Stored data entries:
=== Section Start ===
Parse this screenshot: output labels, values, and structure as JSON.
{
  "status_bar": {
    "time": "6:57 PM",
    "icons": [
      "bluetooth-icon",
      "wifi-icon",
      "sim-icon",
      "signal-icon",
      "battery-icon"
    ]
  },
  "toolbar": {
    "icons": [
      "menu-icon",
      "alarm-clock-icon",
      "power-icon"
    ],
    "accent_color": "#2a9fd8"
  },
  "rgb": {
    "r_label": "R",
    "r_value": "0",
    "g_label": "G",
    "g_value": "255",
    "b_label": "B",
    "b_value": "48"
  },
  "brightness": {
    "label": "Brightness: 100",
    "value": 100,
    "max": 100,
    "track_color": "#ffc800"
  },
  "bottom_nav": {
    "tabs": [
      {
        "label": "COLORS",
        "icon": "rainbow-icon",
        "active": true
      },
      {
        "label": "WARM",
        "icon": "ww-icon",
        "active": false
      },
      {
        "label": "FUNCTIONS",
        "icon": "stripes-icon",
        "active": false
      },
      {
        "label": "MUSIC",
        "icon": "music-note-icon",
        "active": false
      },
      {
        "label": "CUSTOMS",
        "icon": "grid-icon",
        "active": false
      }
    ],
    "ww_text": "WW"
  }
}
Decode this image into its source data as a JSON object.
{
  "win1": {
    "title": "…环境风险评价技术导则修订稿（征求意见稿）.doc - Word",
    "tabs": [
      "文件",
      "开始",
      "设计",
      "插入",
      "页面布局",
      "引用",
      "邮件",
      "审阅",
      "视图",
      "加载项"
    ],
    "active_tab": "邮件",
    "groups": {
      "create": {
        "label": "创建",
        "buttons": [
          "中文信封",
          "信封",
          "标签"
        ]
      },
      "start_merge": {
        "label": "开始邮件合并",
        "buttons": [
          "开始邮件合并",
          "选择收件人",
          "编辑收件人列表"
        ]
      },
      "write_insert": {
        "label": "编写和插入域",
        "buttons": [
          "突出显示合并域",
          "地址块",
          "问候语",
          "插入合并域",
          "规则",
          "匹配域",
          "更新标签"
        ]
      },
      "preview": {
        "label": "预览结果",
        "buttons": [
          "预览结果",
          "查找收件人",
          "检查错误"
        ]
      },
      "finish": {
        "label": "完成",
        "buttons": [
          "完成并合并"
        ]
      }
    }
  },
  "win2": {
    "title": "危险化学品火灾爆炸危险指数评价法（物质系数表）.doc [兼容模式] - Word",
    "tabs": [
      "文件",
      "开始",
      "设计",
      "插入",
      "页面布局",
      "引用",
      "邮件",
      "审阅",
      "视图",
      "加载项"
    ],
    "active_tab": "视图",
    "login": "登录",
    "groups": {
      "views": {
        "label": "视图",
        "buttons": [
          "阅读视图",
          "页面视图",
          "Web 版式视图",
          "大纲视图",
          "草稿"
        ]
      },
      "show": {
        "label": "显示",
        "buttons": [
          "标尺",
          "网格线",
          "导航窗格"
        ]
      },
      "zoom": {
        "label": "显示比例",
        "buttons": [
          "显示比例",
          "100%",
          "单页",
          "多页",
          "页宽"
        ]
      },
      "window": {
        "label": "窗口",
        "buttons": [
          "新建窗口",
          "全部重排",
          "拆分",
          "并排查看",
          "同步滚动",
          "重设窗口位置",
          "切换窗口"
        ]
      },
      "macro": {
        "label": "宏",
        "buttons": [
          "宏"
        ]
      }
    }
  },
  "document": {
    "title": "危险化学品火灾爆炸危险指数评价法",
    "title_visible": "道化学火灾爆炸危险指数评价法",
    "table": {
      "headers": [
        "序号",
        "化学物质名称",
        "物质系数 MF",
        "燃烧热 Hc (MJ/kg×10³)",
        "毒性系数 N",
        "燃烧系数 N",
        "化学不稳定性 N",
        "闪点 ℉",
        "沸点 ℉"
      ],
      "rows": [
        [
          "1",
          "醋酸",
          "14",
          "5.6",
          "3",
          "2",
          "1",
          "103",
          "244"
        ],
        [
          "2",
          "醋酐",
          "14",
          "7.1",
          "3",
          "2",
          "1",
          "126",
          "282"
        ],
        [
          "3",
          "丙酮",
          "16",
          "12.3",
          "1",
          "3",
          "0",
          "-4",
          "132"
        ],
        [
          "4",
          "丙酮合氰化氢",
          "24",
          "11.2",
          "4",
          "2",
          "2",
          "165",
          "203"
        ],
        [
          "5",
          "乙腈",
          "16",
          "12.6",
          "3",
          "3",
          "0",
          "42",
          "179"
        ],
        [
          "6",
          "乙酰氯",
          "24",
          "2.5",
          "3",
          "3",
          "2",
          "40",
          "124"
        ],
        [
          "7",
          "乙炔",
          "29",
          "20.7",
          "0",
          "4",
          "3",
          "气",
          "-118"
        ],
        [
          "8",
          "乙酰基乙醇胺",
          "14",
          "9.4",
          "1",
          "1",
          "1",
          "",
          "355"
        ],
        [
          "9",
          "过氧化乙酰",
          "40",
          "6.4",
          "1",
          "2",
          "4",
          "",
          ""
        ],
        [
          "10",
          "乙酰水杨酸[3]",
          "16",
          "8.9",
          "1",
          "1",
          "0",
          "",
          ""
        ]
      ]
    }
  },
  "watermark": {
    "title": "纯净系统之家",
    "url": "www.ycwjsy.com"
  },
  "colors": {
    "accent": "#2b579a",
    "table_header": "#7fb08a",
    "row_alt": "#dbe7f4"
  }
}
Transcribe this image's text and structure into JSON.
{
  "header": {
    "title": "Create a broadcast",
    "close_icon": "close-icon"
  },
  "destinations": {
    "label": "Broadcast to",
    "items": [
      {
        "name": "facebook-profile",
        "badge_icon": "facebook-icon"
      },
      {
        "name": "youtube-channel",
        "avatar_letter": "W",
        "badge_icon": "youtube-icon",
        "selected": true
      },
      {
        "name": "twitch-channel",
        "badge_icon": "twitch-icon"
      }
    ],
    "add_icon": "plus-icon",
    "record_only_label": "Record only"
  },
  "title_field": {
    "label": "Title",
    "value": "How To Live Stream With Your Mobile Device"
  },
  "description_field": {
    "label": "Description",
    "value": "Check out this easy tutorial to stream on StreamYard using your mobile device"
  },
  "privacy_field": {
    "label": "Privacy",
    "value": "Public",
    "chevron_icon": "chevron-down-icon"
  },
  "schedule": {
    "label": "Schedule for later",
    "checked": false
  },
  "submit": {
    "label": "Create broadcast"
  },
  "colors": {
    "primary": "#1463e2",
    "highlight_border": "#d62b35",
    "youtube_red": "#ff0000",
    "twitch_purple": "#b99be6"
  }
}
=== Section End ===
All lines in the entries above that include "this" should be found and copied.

Parse this screenshot: output labels, values, and structure as JSON.
Decode this image into its source data as a JSON object.
Transcribe this image's text and structure into JSON.
    "value": "Check out this easy tutorial to stream on StreamYard using your mobile device"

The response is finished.